Putting the onus on the chapter to decide how exactly it treats legacies gives the chapter members the privilege of final membership selection. But when a chapter’s final membership selection includes releasing a legacy, sometimes these policies can be difficult for mothers and their legacies to understand and accept.
Playing the Numbers Game
The most concrete reason why a legacy gets released from a Tri Delta chapter is simple math. In the early years of the Fraternity, most daughters and sisters of initiated members were pledged automatically. However, as Tri Delta began to grow and more and more legacies went through recruitment (or rush, as it was then known), it became clear that it was impossible to pledge and initiate every legacy.

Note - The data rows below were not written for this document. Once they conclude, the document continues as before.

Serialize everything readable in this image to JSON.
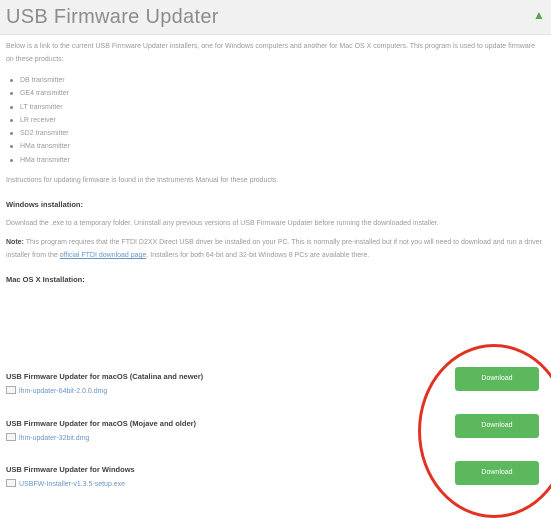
{
  "header": {
    "title": "USB Firmware Updater",
    "toggle_icon": "chevron-up-icon"
  },
  "intro": "Below is a link to the current USB Firmware Updater installers, one for Windows computers and another for Mac OS X computers. This program is used to update firmware on these products:",
  "products": [
    "DB transmitter",
    "GE4 transmitter",
    "LT transmitter",
    "LR receiver",
    "SD2 transmitter",
    "HMa transmitter",
    "HMa transmitter"
  ],
  "instructions": "Instructions for updating firmware is found in the Instruments Manual for these products.",
  "windows": {
    "heading": "Windows installation:",
    "text": "Download the .exe to a temporary folder. Uninstall any previous versions of USB Firmware Updater before running the downloaded installer.",
    "note_label": "Note:",
    "note_text_1": "This program requires that the FTDI D2XX Direct USB driver be installed on your PC. This is normally pre-installed but if not you will need to download and run a driver installer from the",
    "note_link": "official FTDI download page",
    "note_text_2": ". Installers for both 64-bit and 32-bit Windows 8 PCs are available there."
  },
  "mac": {
    "heading": "Mac OS X Installation:"
  },
  "downloads": [
    {
      "title": "USB Firmware Updater for macOS (Catalina and newer)",
      "file": "lhm-updater-64bit-2.0.0.dmg",
      "button": "Download"
    },
    {
      "title": "USB Firmware Updater for macOS (Mojave and older)",
      "file": "lhm-updater-32bit.dmg",
      "button": "Download"
    },
    {
      "title": "USB Firmware Updater for Windows",
      "file": "USBFW-Installer-v1.3.5-setup.exe",
      "button": "Download"
    }
  ],
  "colors": {
    "accent_green": "#5cb85c",
    "link_blue": "#6a95c9",
    "highlight_red": "#e23322"
  }
}
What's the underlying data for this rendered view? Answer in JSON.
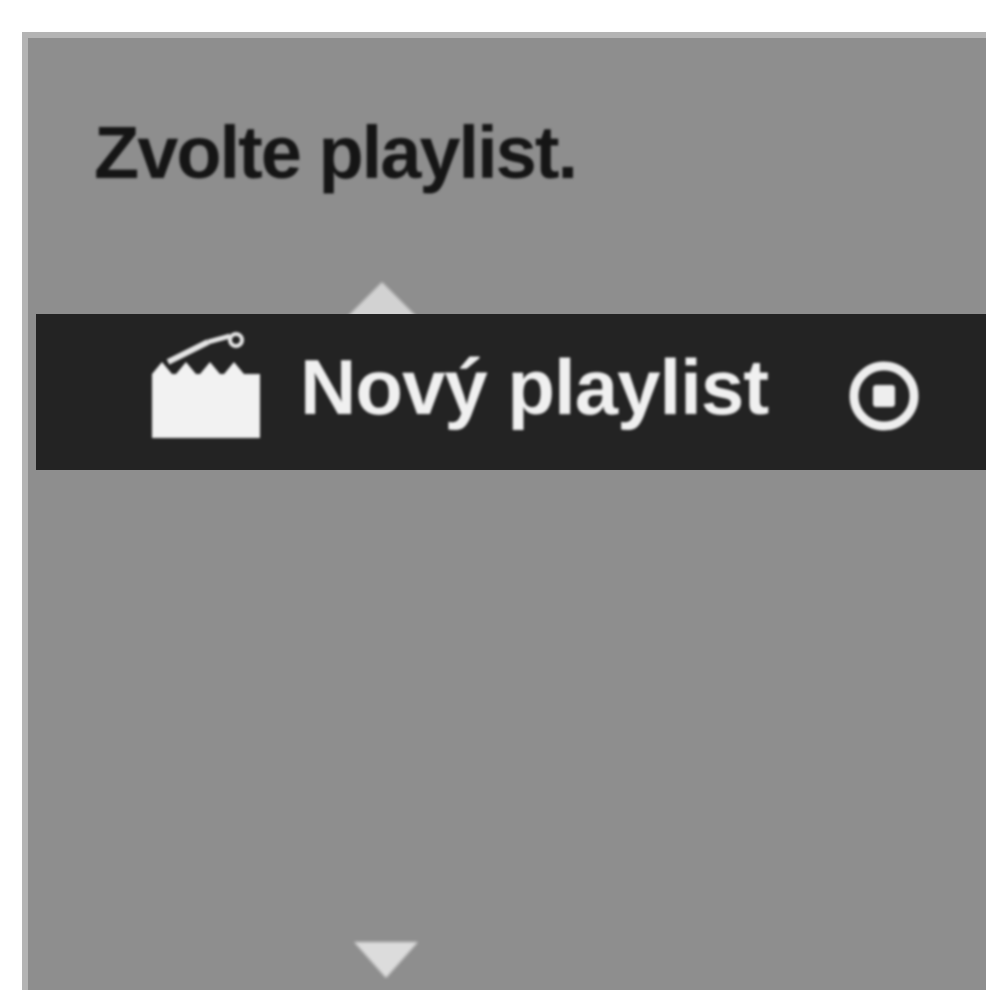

Today, Tri Delta has been in existence for more than 125 years. When our Founders graduated from Boston University in 1889, they were the only four alumnae members. As the Fraternity began to expand to other college campuses and pledge new members, more women graduated and became alumnae. By 1906, there were 378 dues-paying alumnae who belonged to 18 newly formed alumnae alliances.
As of spring 2014, Tri Delta has 197,575 current active alumnae members (7,725 of those pay alumnae chapter dues). If you consider how many of those alumnae members have daughters who will go through recruitment (some have more than one), you can see the problem with pledging every legacy. Depending on the size of the school and the number of Greek organizations on campus, a chapter could potentially have as many legacies going through formal recruitment as the number of new members it can extend bids to.
Sometimes chapters have to release legacies, and this will continue to happen as Tri Delta continues to grow.
Finding the Right Fit
Numbers alone are not the only reason why a legacy might not end up finding a home with Tri Delta. Even if a chapter does have room to extend bids to all legacies, it’s not always in its best interest to do so. Chapters strive to recruit a wide variety of well-rounded women who can each bring their own unique talents to the chapter.
“Tri Delta’s recruitment philosophy is still faithful to Sarah Ida Shaw’s founding principle of being kind alike to all and thinking more of a girl’s inner self and character than of her personal appearance or circumstances,” says Ashley. “That includes whether or not she’s a legacy.”
The unfortunate truth is that sometimes a legacy is released because she isn’t a good fit for a particular Tri Delta chapter. But that also doesn’t mean she wouldn’t have found a great home in Tri Delta on a different campus. Just as every college campus has its own distinct culture, the collegiate chapters of Tri Delta vary widely across North America. Even a mother who had a positive experience in her chapter at one school decades ago may not recognize the Tri Deltas on her daughter’s campus.
Sometimes there just isn’t a good connection there between the legacy and the chapter — and that can go both ways. A Tri Delta legacy may not like the Tri Delta chapter on her campus, or she may walk into another house and feel immediately at home there. Sometimes the legacy is the one who drops Tri Delta or preferences another chapter over Tri Delta.
When Tri Delta members are pledged and initiated, they make many promises to the Fraternity, and expect much in return. Unfortunately, this commitment to Tri Delta doesn’t guarantee that their daughters, granddaughters, nieces or sisters will one day receive bids too. Sometimes, it does work out that Tri Delta membership is passed on to the next generation. But every legacy’s circumstances are different.
What Tri Delta does guarantee to every one of its members is a lifetime of membership in the company of true friends. And those daughters, granddaughters, nieces and sisters will also find their meaningful friendships and sisterhood, even though it may not be with Tri Delta.